The meaning and implications of the vaguely-worded “saving to suitors” clause have been litigated in many courts, and the resulting decisions have not always been consistent.
The below decisions illustrate the complexity of determining jurisdiction over maritime matters and which “other remedies” (beyond federal law remedies) may be available under the saving to suitors clause.
The Supreme Court in Southern Pacific Co. v. Jensen (1917) held that a New York state worker’s compensation law conflicted with general maritime law and therefore could not be applied to the accidental death of a worker in New York Harbor. The Court said that state laws cannot “work material prejudice to the characteristic features of the general maritime law, or interfere with the proper harmony and uniformity of that law.” The Jensen decision has been the basis for a number of subsequent decisions limiting the applicability of state law in maritime injury and death cases.
Just a few years later, the Supreme Court found that some matters were “maritime but local,” meaning state or federal law could properly be applied. In Western Fuel Co. v. Garcia (1921), the Court held that applying a state wrongful death statute to a death in navigable waters would “not work material prejudice to the characteristic features of the general maritime law, nor interfere with the proper harmony and uniformity of that law.” Similarly, in Red Cross Line v. Atlantic Fruit Co. (1924), the U.S. Supreme Court affirmed that state law could be applied to maritime matters, as long as it did not conflict with established federal maritime law.
In its 1942 decision in Davis v. Department of Labor, the Supreme Court again grappled with the “maritime but local” nature of overlapping federal and state laws. In Davis, the Court found that some types of worker injuries fell into a “twilight zone” between state and federal law. Therefore, maritime workers could be entitled to seek compensation under either state or federal compensation statutes in certain circumstances.
In its 1986 decision in Offshore Logistics, Inc. v. Tallentire, the Supreme Court held that Louisiana’s state wrongful death statute did not apply to a death that occurred on the high seas. Therefore, the plaintiffs could only receive the compensation due to them under federal law, not the additional damages they would have been eligible for under Louisiana law.
These are just a few of the decisions affecting jurisdiction over maritime injury and death cases. A maritime attorney can help you understand which laws apply to your particular case.
Determining Whether to File a Maritime Injury or Death Lawsuit in State or Federal Court
The judicial decisions surrounding whether state or federal law applies have not always been consistent. In fact, in American Dredging Co. v. Miller (1994) the Supreme Court acknowledged that even its own decisions had not been “entirely consistent” in maritime cases.
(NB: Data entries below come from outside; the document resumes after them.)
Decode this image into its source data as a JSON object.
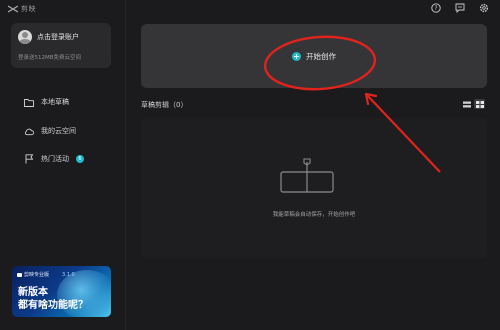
{
  "app": {
    "name": "剪映"
  },
  "window_icons": [
    "help-icon",
    "feedback-icon",
    "settings-icon"
  ],
  "login": {
    "label": "点击登录账户",
    "subtext": "登录送512MB免费云空间"
  },
  "nav": [
    {
      "name": "nav-local-drafts",
      "icon": "folder-icon",
      "label": "本地草稿"
    },
    {
      "name": "nav-cloud-space",
      "icon": "cloud-icon",
      "label": "我的云空间"
    },
    {
      "name": "nav-hot-activities",
      "icon": "flag-icon",
      "label": "热门活动",
      "badge": "6"
    }
  ],
  "promo": {
    "brand": "剪映专业版",
    "version": "3.1.0",
    "line1": "新版本",
    "line2": "都有啥功能呢？"
  },
  "create": {
    "label": "开始创作"
  },
  "drafts": {
    "title": "草稿剪辑（0）",
    "empty_text": "我能草稿会自动保存，开始创作吧"
  },
  "colors": {
    "accent": "#22b8cf",
    "annotation": "#e0231c"
  }
}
This makes it complicated to determine whether state or federal law governs an injury or death case.
The decision of whether to apply state or federal law can have major consequences in a maritime injury or death case. Because federal law and state law differ, different amounts and types of compensation may be available, depending on which laws are applied.
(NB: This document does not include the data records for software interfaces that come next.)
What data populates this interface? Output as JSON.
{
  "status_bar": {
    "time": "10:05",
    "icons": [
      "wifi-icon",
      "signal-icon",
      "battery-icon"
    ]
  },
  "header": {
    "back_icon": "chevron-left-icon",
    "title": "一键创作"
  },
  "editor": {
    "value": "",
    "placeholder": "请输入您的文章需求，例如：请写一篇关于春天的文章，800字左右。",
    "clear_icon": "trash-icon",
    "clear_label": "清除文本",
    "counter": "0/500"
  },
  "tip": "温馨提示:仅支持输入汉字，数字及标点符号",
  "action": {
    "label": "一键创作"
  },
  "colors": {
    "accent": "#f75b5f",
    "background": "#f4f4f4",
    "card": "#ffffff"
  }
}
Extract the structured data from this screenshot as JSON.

It is also important to note that filing a maritime injury or death case in state court (even if permissible under the saving to suitors clause) does not guarantee that a case will stay in state court. In a limited number of circumstances, a defendant can request that the case be “removed” from state court into federal court. If a case is removed to federal court, an attorney needs to be familiar with federal rules in order to help you receive the compensation you may be due under federal maritime law.
Comprehensive Maritime Personal Injury Lawyers in Maryland
If you have been injured or lost a love one due to a maritime injury, an experienced maritime attorney can help you determine whether your case should be filed in state or federal court. Contact Gilman & Bedigian to learn more.